(Task objective): Wherever the string "into" occurs in a line of these records, report that line.

▽

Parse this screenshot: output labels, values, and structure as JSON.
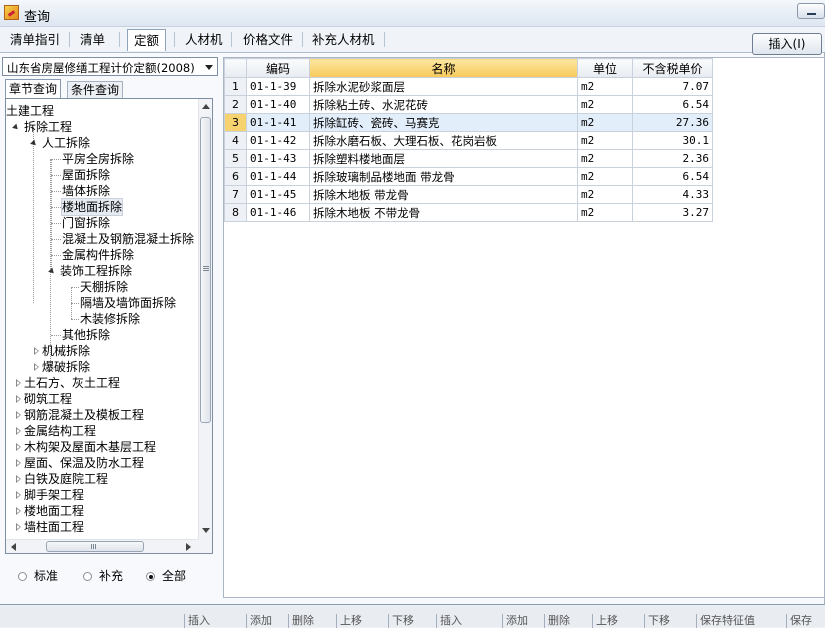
{
  "window": {
    "title": "查询"
  },
  "tabs": [
    "清单指引",
    "清单",
    "定额",
    "人材机",
    "价格文件",
    "补充人材机"
  ],
  "active_tab": "定额",
  "insert_button": "插入(I)",
  "left": {
    "dropdown_value": "山东省房屋修缮工程计价定额(2008)",
    "subtabs": [
      "章节查询",
      "条件查询"
    ],
    "tree": [
      {
        "label": "土建工程"
      },
      {
        "label": "拆除工程"
      },
      {
        "label": "人工拆除"
      },
      {
        "label": "平房全房拆除"
      },
      {
        "label": "屋面拆除"
      },
      {
        "label": "墙体拆除"
      },
      {
        "label": "楼地面拆除"
      },
      {
        "label": "门窗拆除"
      },
      {
        "label": "混凝土及钢筋混凝土拆除"
      },
      {
        "label": "金属构件拆除"
      },
      {
        "label": "装饰工程拆除"
      },
      {
        "label": "天棚拆除"
      },
      {
        "label": "隔墙及墙饰面拆除"
      },
      {
        "label": "木装修拆除"
      },
      {
        "label": "其他拆除"
      },
      {
        "label": "机械拆除"
      },
      {
        "label": "爆破拆除"
      },
      {
        "label": "土石方、灰土工程"
      },
      {
        "label": "砌筑工程"
      },
      {
        "label": "钢筋混凝土及模板工程"
      },
      {
        "label": "金属结构工程"
      },
      {
        "label": "木构架及屋面木基层工程"
      },
      {
        "label": "屋面、保温及防水工程"
      },
      {
        "label": "白铁及庭院工程"
      },
      {
        "label": "脚手架工程"
      },
      {
        "label": "楼地面工程"
      },
      {
        "label": "墙柱面工程"
      }
    ],
    "radios": [
      "标准",
      "补充",
      "全部"
    ],
    "radio_selected": "全部"
  },
  "grid": {
    "columns": [
      "编码",
      "名称",
      "单位",
      "不含税单价"
    ],
    "rows": [
      {
        "no": "1",
        "code": "01-1-39",
        "name": "拆除水泥砂浆面层",
        "unit": "m2",
        "price": "7.07"
      },
      {
        "no": "2",
        "code": "01-1-40",
        "name": "拆除粘土砖、水泥花砖",
        "unit": "m2",
        "price": "6.54"
      },
      {
        "no": "3",
        "code": "01-1-41",
        "name": "拆除缸砖、瓷砖、马赛克",
        "unit": "m2",
        "price": "27.36"
      },
      {
        "no": "4",
        "code": "01-1-42",
        "name": "拆除水磨石板、大理石板、花岗岩板",
        "unit": "m2",
        "price": "30.1"
      },
      {
        "no": "5",
        "code": "01-1-43",
        "name": "拆除塑料楼地面层",
        "unit": "m2",
        "price": "2.36"
      },
      {
        "no": "6",
        "code": "01-1-44",
        "name": "拆除玻璃制品楼地面 带龙骨",
        "unit": "m2",
        "price": "6.54"
      },
      {
        "no": "7",
        "code": "01-1-45",
        "name": "拆除木地板 带龙骨",
        "unit": "m2",
        "price": "4.33"
      },
      {
        "no": "8",
        "code": "01-1-46",
        "name": "拆除木地板 不带龙骨",
        "unit": "m2",
        "price": "3.27"
      }
    ]
  },
  "bottom_bar": [
    "插入",
    "添加",
    "删除",
    "上移",
    "下移",
    "插入",
    "添加",
    "删除",
    "上移",
    "下移",
    "保存特征值",
    "保存"
  ]
}
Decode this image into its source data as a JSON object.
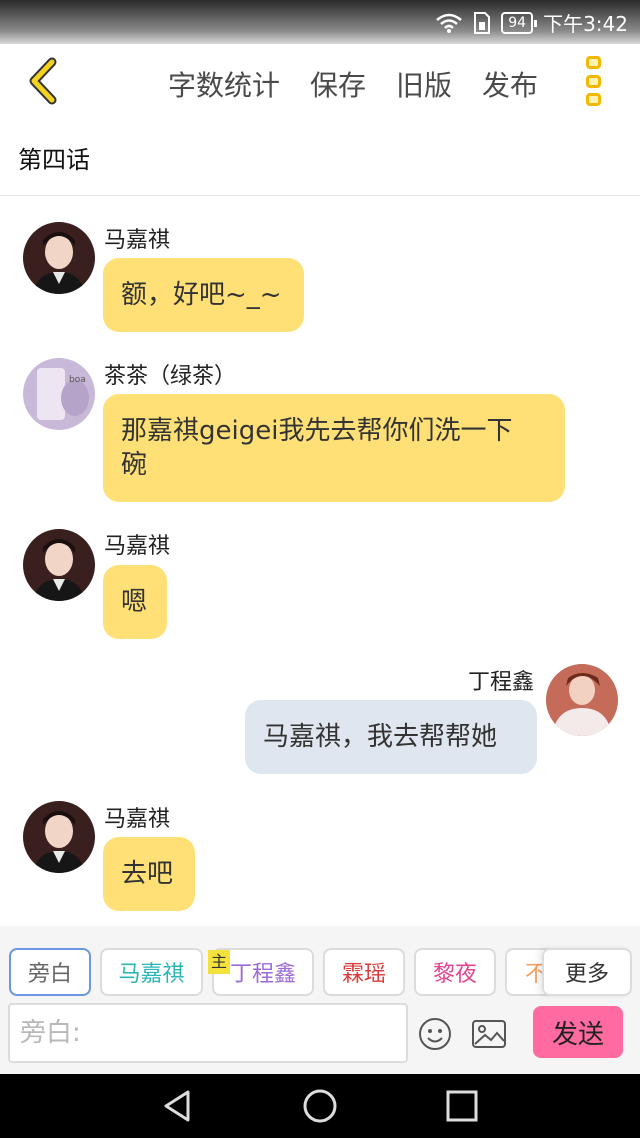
{
  "status": {
    "battery": "94",
    "time": "下午3:42"
  },
  "toolbar": {
    "actions": [
      "字数统计",
      "保存",
      "旧版",
      "发布"
    ]
  },
  "chapter": {
    "title": "第四话"
  },
  "messages": [
    {
      "speaker": "马嘉祺",
      "text": "额，好吧~_~",
      "side": "left"
    },
    {
      "speaker": "茶茶（绿茶）",
      "text_line1": "那嘉祺geigei我先去帮你们洗一下",
      "text_line2": "碗",
      "side": "left"
    },
    {
      "speaker": "马嘉祺",
      "text": "嗯",
      "side": "left"
    },
    {
      "speaker": "丁程鑫",
      "text": "马嘉祺，我去帮帮她",
      "side": "right"
    },
    {
      "speaker": "马嘉祺",
      "text": "去吧",
      "side": "left"
    }
  ],
  "roles": [
    {
      "label": "旁白",
      "color": "#666666"
    },
    {
      "label": "马嘉祺",
      "color": "#2bb5b5"
    },
    {
      "label": "丁程鑫",
      "color": "#9b6bd6"
    },
    {
      "label": "霖瑶",
      "color": "#d93a3a"
    },
    {
      "label": "黎夜",
      "color": "#e0458f"
    },
    {
      "label": "不",
      "color": "#f0a060"
    }
  ],
  "owner_tag": "主",
  "more_label": "更多",
  "input": {
    "placeholder": "旁白:"
  },
  "send_label": "发送",
  "colors": {
    "accent_yellow": "#fee076",
    "send_pink": "#ff6aa1",
    "bubble_blue": "#dfe6ef"
  }
}
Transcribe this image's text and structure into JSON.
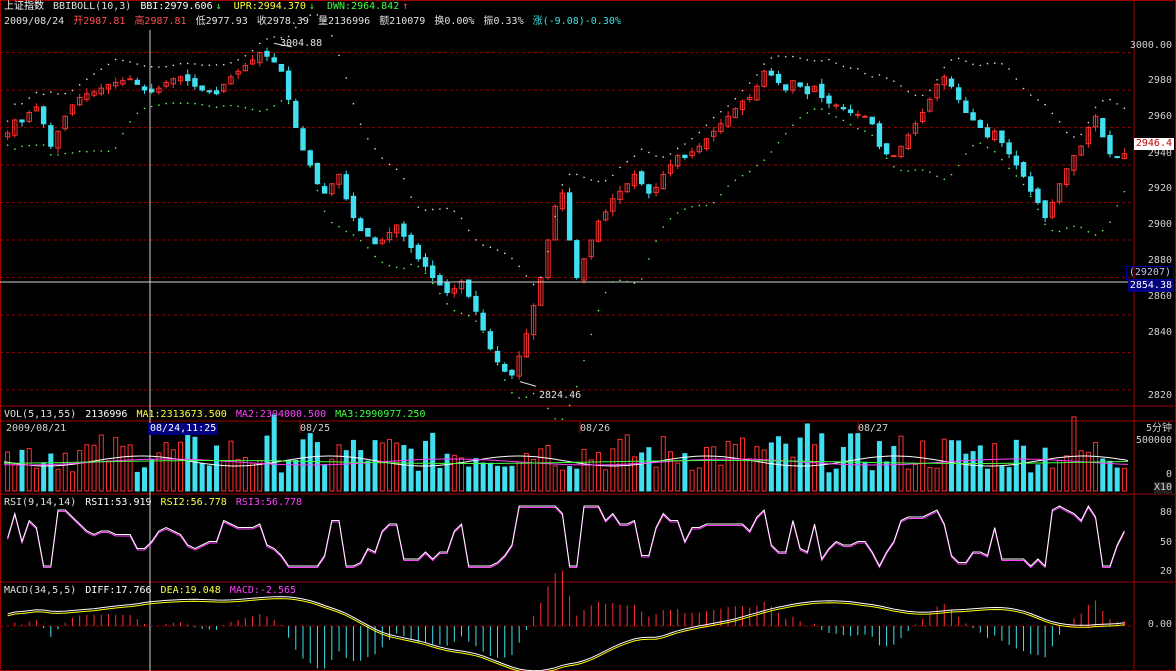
{
  "header": {
    "title": "上证指数",
    "indicator": "BBIBOLL(10,3)",
    "bbi": "BBI:2979.606",
    "upr": "UPR:2994.370",
    "dwn": "DWN:2964.842",
    "arrow_down": "↓",
    "arrow_up": "↑"
  },
  "quote": {
    "date": "2009/08/24",
    "open": "开2987.81",
    "high": "高2987.81",
    "low": "低2977.93",
    "close": "收2978.39",
    "volume": "量2136996",
    "amount": "额210079",
    "turnover": "换0.00%",
    "amplitude": "振0.33%",
    "change": "涨(-9.08)-0.30%"
  },
  "vol_header": {
    "name": "VOL(5,13,55)",
    "value": "2136996",
    "ma1": "MA1:2313673.500",
    "ma2": "MA2:2304000.500",
    "ma3": "MA3:2990977.250"
  },
  "rsi_header": {
    "name": "RSI(9,14,14)",
    "rsi1": "RSI1:53.919",
    "rsi2": "RSI2:56.778",
    "rsi3": "RSI3:56.778"
  },
  "macd_header": {
    "name": "MACD(34,5,5)",
    "diff": "DIFF:17.766",
    "dea": "DEA:19.048",
    "macd": "MACD:-2.565"
  },
  "price_axis": [
    "3000.00",
    "2980",
    "2960",
    "2940",
    "2920",
    "2900",
    "2880",
    "2860",
    "2840",
    "2820"
  ],
  "vol_axis": [
    "500000",
    "0"
  ],
  "vol_unit": "X10",
  "rsi_axis": [
    "80",
    "50",
    "20"
  ],
  "macd_axis": [
    "0.00"
  ],
  "current_price": "2946.4",
  "cursor_price": "2854.38",
  "cursor_count": "(29207)",
  "date_labels": [
    "2009/08/21",
    "08/24,11:25",
    "08/25",
    "08/26",
    "08/27"
  ],
  "period": "5分钟",
  "annotations": {
    "high": "3004.88",
    "low": "2824.46"
  },
  "colors": {
    "up": "#ff3030",
    "down": "#40e0f0",
    "grid": "#8b0000",
    "axis": "#a00000",
    "white": "#ffffff",
    "yellow": "#ffff00",
    "magenta": "#ff40ff",
    "green": "#40ff40"
  },
  "chart_data": {
    "type": "candlestick",
    "unit": "5-minute bars, 上证指数",
    "ylim": [
      2812,
      3012
    ],
    "closes": [
      2957,
      2964,
      2963,
      2968,
      2971,
      2962,
      2950,
      2958,
      2966,
      2972,
      2976,
      2978,
      2979,
      2981,
      2983,
      2984,
      2985,
      2986,
      2983,
      2980,
      2979,
      2981,
      2984,
      2986,
      2987,
      2985,
      2982,
      2980,
      2979,
      2978,
      2983,
      2987,
      2990,
      2993,
      2996,
      3000,
      2998,
      2995,
      2990,
      2975,
      2960,
      2948,
      2940,
      2930,
      2925,
      2930,
      2935,
      2922,
      2912,
      2905,
      2902,
      2898,
      2900,
      2904,
      2908,
      2902,
      2896,
      2890,
      2886,
      2880,
      2876,
      2872,
      2874,
      2878,
      2870,
      2862,
      2852,
      2842,
      2835,
      2830,
      2828,
      2838,
      2850,
      2865,
      2880,
      2900,
      2918,
      2925,
      2900,
      2880,
      2890,
      2900,
      2910,
      2915,
      2922,
      2926,
      2930,
      2935,
      2930,
      2925,
      2928,
      2935,
      2940,
      2945,
      2944,
      2947,
      2950,
      2954,
      2958,
      2962,
      2966,
      2970,
      2974,
      2976,
      2982,
      2990,
      2988,
      2984,
      2980,
      2985,
      2982,
      2978,
      2982,
      2976,
      2973,
      2972,
      2970,
      2968,
      2967,
      2966,
      2962,
      2950,
      2946,
      2945,
      2950,
      2956,
      2962,
      2968,
      2975,
      2983,
      2987,
      2982,
      2975,
      2968,
      2964,
      2960,
      2955,
      2958,
      2952,
      2946,
      2940,
      2934,
      2926,
      2920,
      2912,
      2920,
      2930,
      2938,
      2945,
      2950,
      2960,
      2966,
      2955,
      2946,
      2944,
      2946
    ]
  }
}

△

(Result):
Decode this image into its source data as a JSON object.
Transcribe this image's text and structure into JSON.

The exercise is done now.